(Items from an interface collection)
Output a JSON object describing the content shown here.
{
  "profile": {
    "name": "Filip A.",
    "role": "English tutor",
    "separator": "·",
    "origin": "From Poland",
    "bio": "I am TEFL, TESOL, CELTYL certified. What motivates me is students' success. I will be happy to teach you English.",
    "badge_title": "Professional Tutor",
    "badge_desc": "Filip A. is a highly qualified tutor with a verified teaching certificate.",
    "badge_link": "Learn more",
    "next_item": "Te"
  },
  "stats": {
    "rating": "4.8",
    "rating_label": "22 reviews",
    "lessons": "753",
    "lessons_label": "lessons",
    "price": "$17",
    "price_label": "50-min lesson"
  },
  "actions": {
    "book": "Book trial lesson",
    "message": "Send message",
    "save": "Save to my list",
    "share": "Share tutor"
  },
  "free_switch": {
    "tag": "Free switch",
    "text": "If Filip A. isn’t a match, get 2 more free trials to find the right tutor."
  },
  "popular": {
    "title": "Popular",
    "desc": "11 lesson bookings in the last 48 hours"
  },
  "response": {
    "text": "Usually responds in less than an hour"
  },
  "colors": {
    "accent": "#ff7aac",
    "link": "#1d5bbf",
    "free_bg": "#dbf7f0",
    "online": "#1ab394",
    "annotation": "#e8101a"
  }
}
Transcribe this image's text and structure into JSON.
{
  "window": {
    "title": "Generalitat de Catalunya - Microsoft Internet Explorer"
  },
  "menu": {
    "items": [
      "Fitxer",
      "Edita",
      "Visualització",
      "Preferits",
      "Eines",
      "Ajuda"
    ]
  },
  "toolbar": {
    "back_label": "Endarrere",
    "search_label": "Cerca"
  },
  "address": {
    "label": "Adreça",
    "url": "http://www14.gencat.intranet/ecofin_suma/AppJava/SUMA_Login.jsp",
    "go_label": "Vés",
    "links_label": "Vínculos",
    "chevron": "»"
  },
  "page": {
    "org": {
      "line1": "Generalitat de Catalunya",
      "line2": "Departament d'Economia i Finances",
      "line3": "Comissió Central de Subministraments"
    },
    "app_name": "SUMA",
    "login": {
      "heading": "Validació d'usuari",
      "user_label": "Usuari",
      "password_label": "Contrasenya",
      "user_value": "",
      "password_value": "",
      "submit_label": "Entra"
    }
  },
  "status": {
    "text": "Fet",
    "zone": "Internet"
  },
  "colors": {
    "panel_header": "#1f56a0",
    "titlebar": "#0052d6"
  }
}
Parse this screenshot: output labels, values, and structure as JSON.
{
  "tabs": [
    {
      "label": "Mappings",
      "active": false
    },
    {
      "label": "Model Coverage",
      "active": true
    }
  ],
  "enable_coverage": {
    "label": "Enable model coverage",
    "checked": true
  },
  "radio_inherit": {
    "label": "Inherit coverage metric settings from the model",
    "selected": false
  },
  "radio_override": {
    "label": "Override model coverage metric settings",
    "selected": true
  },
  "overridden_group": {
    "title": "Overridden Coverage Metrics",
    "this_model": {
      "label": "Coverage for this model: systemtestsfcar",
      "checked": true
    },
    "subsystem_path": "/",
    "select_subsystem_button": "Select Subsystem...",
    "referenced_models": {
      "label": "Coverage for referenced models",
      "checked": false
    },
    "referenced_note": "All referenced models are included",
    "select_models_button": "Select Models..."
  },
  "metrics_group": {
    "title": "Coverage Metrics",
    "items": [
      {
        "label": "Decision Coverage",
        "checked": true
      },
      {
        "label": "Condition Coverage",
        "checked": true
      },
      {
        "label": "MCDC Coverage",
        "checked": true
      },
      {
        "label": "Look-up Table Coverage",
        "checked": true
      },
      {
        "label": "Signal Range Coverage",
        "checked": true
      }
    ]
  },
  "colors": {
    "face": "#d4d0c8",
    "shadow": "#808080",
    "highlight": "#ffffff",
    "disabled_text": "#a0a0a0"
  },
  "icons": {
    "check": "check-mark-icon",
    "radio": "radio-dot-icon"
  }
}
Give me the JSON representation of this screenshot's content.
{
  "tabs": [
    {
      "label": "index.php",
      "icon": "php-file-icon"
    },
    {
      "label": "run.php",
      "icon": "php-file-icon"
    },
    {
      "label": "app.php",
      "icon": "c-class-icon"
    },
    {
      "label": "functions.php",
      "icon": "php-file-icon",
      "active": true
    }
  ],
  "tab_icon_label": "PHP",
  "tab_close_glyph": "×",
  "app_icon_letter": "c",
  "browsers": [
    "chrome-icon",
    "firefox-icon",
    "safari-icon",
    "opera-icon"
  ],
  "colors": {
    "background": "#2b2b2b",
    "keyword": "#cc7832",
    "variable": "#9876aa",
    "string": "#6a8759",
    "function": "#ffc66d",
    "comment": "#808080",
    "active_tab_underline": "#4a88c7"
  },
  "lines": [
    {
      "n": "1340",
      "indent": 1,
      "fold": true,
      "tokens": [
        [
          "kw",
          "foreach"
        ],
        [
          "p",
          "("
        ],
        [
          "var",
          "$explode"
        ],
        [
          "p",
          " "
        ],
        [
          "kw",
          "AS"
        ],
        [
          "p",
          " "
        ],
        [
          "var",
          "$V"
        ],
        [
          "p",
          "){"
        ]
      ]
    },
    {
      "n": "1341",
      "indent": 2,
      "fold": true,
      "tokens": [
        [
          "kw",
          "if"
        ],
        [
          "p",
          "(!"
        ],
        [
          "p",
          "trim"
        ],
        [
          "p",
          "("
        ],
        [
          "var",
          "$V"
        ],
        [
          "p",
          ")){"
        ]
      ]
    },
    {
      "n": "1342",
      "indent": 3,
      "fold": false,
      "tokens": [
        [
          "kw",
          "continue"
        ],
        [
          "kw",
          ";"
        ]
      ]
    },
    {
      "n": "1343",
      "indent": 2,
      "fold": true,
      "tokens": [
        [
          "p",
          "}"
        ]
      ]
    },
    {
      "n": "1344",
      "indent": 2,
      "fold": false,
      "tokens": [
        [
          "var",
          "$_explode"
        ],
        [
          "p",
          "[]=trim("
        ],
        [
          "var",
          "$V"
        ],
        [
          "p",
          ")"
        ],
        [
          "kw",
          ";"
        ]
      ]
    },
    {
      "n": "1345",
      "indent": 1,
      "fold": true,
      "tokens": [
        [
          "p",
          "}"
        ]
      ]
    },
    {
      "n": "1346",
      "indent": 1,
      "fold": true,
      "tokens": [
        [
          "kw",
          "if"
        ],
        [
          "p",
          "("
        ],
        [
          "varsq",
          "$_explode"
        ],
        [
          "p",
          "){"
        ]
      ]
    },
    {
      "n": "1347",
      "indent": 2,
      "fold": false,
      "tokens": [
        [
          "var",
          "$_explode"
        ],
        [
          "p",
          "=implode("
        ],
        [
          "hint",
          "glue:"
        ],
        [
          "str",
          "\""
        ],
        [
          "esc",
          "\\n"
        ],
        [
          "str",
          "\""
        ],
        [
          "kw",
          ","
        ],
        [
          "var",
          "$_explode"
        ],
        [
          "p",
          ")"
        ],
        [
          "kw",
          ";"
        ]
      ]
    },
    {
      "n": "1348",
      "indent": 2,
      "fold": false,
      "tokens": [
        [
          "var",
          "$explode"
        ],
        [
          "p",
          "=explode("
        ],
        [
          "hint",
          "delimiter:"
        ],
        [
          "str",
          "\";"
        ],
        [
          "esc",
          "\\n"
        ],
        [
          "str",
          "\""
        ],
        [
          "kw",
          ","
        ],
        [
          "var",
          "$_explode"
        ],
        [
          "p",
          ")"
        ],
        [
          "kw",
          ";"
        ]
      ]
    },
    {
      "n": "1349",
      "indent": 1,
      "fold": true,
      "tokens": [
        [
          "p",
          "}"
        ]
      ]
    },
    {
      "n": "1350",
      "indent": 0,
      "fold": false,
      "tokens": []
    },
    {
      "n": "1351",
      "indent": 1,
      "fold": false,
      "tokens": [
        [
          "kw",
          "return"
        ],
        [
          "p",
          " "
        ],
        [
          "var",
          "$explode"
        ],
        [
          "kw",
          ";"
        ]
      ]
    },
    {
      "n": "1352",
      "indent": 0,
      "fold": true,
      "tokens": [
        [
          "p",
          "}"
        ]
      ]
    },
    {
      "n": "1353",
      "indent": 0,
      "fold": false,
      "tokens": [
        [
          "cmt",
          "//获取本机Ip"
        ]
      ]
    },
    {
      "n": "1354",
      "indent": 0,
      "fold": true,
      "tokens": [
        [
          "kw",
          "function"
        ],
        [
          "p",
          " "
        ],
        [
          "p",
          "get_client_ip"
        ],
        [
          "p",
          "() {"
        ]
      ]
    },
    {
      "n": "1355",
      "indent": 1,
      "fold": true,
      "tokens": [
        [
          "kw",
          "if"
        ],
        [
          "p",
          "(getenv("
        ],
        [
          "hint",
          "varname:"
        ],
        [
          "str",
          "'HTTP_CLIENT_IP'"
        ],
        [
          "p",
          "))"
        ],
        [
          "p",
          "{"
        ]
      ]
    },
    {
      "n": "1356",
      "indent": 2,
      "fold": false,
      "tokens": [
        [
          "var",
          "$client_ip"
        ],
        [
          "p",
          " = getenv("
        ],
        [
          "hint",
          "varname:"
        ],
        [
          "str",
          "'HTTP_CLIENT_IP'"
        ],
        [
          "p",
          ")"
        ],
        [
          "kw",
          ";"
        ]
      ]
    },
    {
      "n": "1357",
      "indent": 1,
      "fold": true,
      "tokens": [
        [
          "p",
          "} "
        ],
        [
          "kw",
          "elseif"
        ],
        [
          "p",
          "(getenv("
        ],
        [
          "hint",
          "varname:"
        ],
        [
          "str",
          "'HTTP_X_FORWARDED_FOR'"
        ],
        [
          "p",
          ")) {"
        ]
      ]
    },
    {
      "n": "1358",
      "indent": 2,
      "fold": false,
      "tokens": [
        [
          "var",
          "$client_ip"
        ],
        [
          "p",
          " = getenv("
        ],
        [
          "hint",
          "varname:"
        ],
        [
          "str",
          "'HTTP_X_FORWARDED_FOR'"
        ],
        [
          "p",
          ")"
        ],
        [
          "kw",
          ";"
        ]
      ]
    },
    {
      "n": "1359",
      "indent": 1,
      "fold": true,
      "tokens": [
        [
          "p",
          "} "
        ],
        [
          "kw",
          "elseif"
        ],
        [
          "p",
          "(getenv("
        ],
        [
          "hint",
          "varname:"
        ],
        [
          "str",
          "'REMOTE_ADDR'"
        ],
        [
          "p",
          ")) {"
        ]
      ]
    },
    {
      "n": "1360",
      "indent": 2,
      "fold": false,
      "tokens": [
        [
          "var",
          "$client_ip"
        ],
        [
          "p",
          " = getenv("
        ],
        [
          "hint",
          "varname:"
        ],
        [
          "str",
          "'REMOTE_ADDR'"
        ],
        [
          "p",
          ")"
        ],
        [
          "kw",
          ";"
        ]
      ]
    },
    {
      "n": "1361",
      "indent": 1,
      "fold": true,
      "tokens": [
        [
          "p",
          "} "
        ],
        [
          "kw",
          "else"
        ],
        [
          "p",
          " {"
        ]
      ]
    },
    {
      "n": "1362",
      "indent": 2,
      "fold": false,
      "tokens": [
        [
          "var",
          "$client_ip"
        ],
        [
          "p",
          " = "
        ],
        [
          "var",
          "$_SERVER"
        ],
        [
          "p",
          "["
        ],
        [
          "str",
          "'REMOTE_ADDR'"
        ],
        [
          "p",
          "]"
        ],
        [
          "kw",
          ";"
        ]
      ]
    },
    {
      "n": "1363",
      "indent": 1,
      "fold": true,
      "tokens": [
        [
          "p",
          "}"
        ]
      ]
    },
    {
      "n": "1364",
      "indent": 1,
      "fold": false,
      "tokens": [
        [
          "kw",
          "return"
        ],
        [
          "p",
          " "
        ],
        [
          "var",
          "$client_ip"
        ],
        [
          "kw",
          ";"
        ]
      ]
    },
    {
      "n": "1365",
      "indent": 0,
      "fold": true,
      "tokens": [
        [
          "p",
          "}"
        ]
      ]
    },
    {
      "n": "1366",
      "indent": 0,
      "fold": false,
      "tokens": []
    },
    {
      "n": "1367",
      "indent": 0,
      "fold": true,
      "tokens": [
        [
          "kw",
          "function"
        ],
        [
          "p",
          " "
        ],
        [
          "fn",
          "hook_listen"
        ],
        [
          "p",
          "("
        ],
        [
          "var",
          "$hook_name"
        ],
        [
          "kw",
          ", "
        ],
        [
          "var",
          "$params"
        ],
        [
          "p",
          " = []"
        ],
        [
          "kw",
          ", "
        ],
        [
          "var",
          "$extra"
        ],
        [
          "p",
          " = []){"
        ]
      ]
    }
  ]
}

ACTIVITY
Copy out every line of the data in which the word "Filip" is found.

OUTPUT
    "name": "Filip A.",
    "badge_desc": "Filip A. is a highly qualified tutor with a verified teaching certificate.",
    "text": "If Filip A. isn’t a match, get 2 more free trials to find the right tutor."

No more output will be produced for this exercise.